_Source material_
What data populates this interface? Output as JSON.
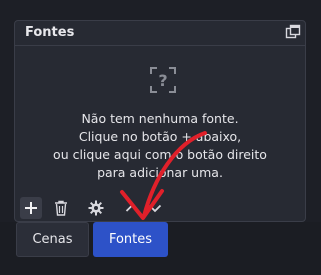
{
  "dock": {
    "title": "Fontes",
    "float_icon": "float-window-icon",
    "empty_icon": "unknown-source-icon",
    "empty_message": [
      "Não tem nenhuma fonte.",
      "Clique no botão + abaixo,",
      "ou clique aqui com o botão direito",
      "para adicionar uma."
    ],
    "toolbar": {
      "add_icon": "plus-icon",
      "remove_icon": "trash-icon",
      "properties_icon": "gear-icon",
      "move_up_icon": "chevron-up-icon",
      "move_down_icon": "chevron-down-icon"
    }
  },
  "tabs": [
    {
      "label": "Cenas",
      "active": false
    },
    {
      "label": "Fontes",
      "active": true
    }
  ],
  "colors": {
    "background": "#1d1f26",
    "panel": "#272a33",
    "active_tab": "#2d52c8",
    "annotation": "#e0202a"
  }
}
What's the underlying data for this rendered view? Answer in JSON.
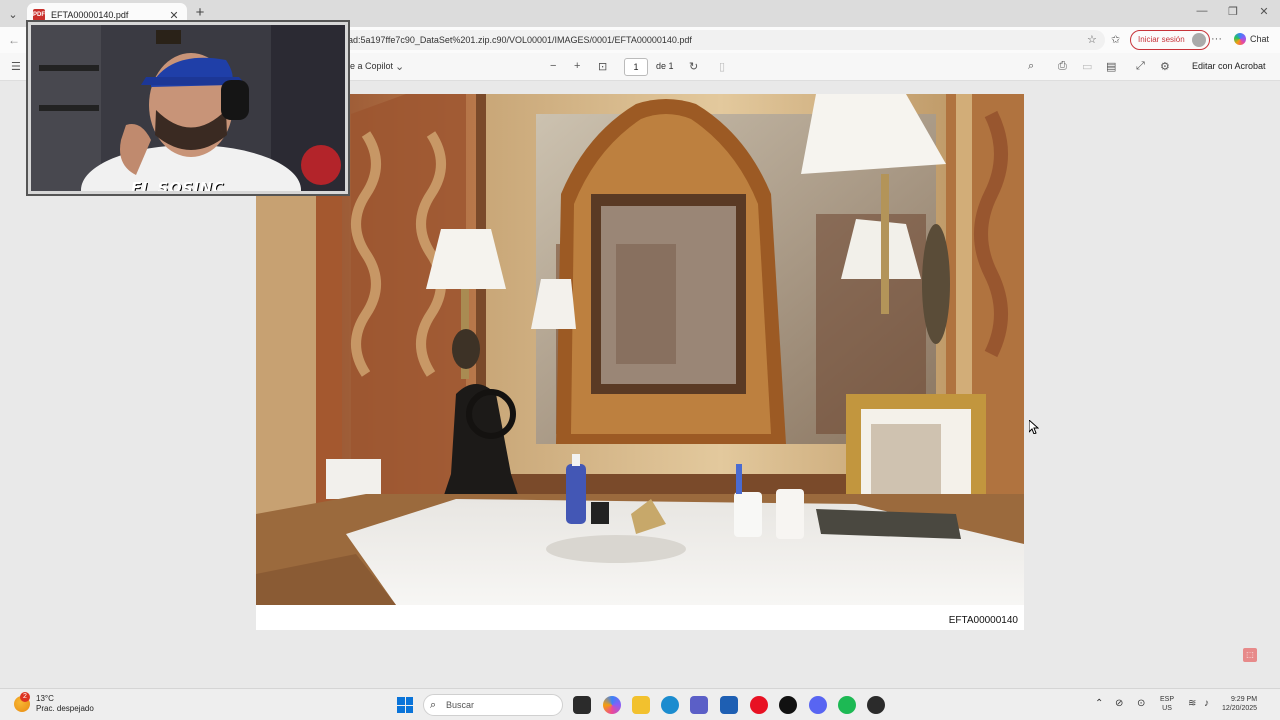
{
  "browser": {
    "tab_title": "EFTA00000140.pdf",
    "tab_close": "✕",
    "new_tab": "+",
    "url": "ad:5a197ffe7c90_DataSet%201.zip.c90/VOL00001/IMAGES/0001/EFTA00000140.pdf",
    "signin_label": "Iniciar sesión",
    "chat_label": "Chat",
    "more_label": "···"
  },
  "pdf_toolbar": {
    "copilot_label": "e a Copilot",
    "page_current": "1",
    "page_of": "de 1",
    "zoom_out": "−",
    "zoom_in": "+",
    "edit_acrobat": "Editar con Acrobat"
  },
  "document": {
    "doc_id": "EFTA00000140"
  },
  "webcam": {
    "label": "EL SOSINC"
  },
  "taskbar": {
    "weather_temp": "13°C",
    "weather_desc": "Prac. despejado",
    "weather_badge": "2",
    "search_placeholder": "Buscar",
    "lang_top": "ESP",
    "lang_bottom": "US",
    "time": "9:29 PM",
    "date": "12/20/2025"
  }
}
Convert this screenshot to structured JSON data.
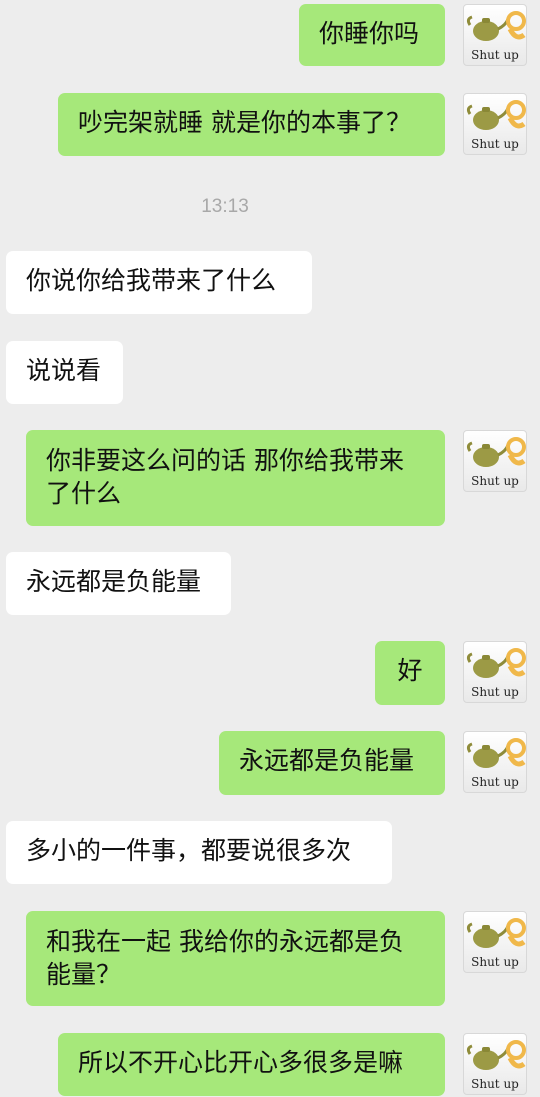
{
  "messages": [
    {
      "side": "out",
      "text": "你睡你吗",
      "avatar_caption": "Shut up",
      "avatar_icon": "teapot-ok-hand-icon"
    },
    {
      "side": "out",
      "text": "吵完架就睡 就是你的本事了？",
      "avatar_caption": "Shut up",
      "avatar_icon": "teapot-ok-hand-icon"
    },
    {
      "side": "in",
      "text": "你说你给我带来了什么"
    },
    {
      "side": "in",
      "text": "说说看"
    },
    {
      "side": "out",
      "text": "你非要这么问的话 那你给我带来了什么",
      "avatar_caption": "Shut up",
      "avatar_icon": "teapot-ok-hand-icon"
    },
    {
      "side": "in",
      "text": "永远都是负能量"
    },
    {
      "side": "out",
      "text": "好",
      "avatar_caption": "Shut up",
      "avatar_icon": "teapot-ok-hand-icon"
    },
    {
      "side": "out",
      "text": "永远都是负能量",
      "avatar_caption": "Shut up",
      "avatar_icon": "teapot-ok-hand-icon"
    },
    {
      "side": "in",
      "text": "多小的一件事，都要说很多次"
    },
    {
      "side": "out",
      "text": "和我在一起 我给你的永远都是负能量？",
      "avatar_caption": "Shut up",
      "avatar_icon": "teapot-ok-hand-icon"
    },
    {
      "side": "out",
      "text": "所以不开心比开心多很多是嘛",
      "avatar_caption": "Shut up",
      "avatar_icon": "teapot-ok-hand-icon"
    }
  ],
  "timestamp": "13:13",
  "colors": {
    "background": "#ededed",
    "outgoing_bubble": "#a6e87a",
    "incoming_bubble": "#ffffff",
    "timestamp_text": "#a8a8a8"
  }
}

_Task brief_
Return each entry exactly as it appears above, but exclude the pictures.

_Exercise result_
What data populates this interface? Output as JSON.
{
  "dock": {
    "title": "Fontes",
    "float_icon": "float-window-icon",
    "empty_icon": "unknown-source-icon",
    "empty_message": [
      "Não tem nenhuma fonte.",
      "Clique no botão + abaixo,",
      "ou clique aqui com o botão direito",
      "para adicionar uma."
    ],
    "toolbar": {
      "add_icon": "plus-icon",
      "remove_icon": "trash-icon",
      "properties_icon": "gear-icon",
      "move_up_icon": "chevron-up-icon",
      "move_down_icon": "chevron-down-icon"
    }
  },
  "tabs": [
    {
      "label": "Cenas",
      "active": false
    },
    {
      "label": "Fontes",
      "active": true
    }
  ],
  "colors": {
    "background": "#1d1f26",
    "panel": "#272a33",
    "active_tab": "#2d52c8",
    "annotation": "#e0202a"
  }
}
What's the underlying data for this rendered view? Answer in JSON.
{
  "browser": {
    "tab_title": "EFTA00000140.pdf",
    "tab_close": "✕",
    "new_tab": "+",
    "url": "ad:5a197ffe7c90_DataSet%201.zip.c90/VOL00001/IMAGES/0001/EFTA00000140.pdf",
    "signin_label": "Iniciar sesión",
    "chat_label": "Chat",
    "more_label": "···"
  },
  "pdf_toolbar": {
    "copilot_label": "e a Copilot",
    "page_current": "1",
    "page_of": "de 1",
    "zoom_out": "−",
    "zoom_in": "+",
    "edit_acrobat": "Editar con Acrobat"
  },
  "document": {
    "doc_id": "EFTA00000140"
  },
  "webcam": {
    "label": "EL SOSINC"
  },
  "taskbar": {
    "weather_temp": "13°C",
    "weather_desc": "Prac. despejado",
    "weather_badge": "2",
    "search_placeholder": "Buscar",
    "lang_top": "ESP",
    "lang_bottom": "US",
    "time": "9:29 PM",
    "date": "12/20/2025"
  }
}
Convert this screenshot to structured JSON data.
{
  "messages": [
    {
      "side": "out",
      "text": "你睡你吗",
      "avatar_caption": "Shut up",
      "avatar_icon": "teapot-ok-hand-icon"
    },
    {
      "side": "out",
      "text": "吵完架就睡 就是你的本事了？",
      "avatar_caption": "Shut up",
      "avatar_icon": "teapot-ok-hand-icon"
    },
    {
      "side": "in",
      "text": "你说你给我带来了什么"
    },
    {
      "side": "in",
      "text": "说说看"
    },
    {
      "side": "out",
      "text": "你非要这么问的话 那你给我带来了什么",
      "avatar_caption": "Shut up",
      "avatar_icon": "teapot-ok-hand-icon"
    },
    {
      "side": "in",
      "text": "永远都是负能量"
    },
    {
      "side": "out",
      "text": "好",
      "avatar_caption": "Shut up",
      "avatar_icon": "teapot-ok-hand-icon"
    },
    {
      "side": "out",
      "text": "永远都是负能量",
      "avatar_caption": "Shut up",
      "avatar_icon": "teapot-ok-hand-icon"
    },
    {
      "side": "in",
      "text": "多小的一件事，都要说很多次"
    },
    {
      "side": "out",
      "text": "和我在一起 我给你的永远都是负能量？",
      "avatar_caption": "Shut up",
      "avatar_icon": "teapot-ok-hand-icon"
    },
    {
      "side": "out",
      "text": "所以不开心比开心多很多是嘛",
      "avatar_caption": "Shut up",
      "avatar_icon": "teapot-ok-hand-icon"
    }
  ],
  "timestamp": "13:13",
  "colors": {
    "background": "#ededed",
    "outgoing_bubble": "#a6e87a",
    "incoming_bubble": "#ffffff",
    "timestamp_text": "#a8a8a8"
  }
}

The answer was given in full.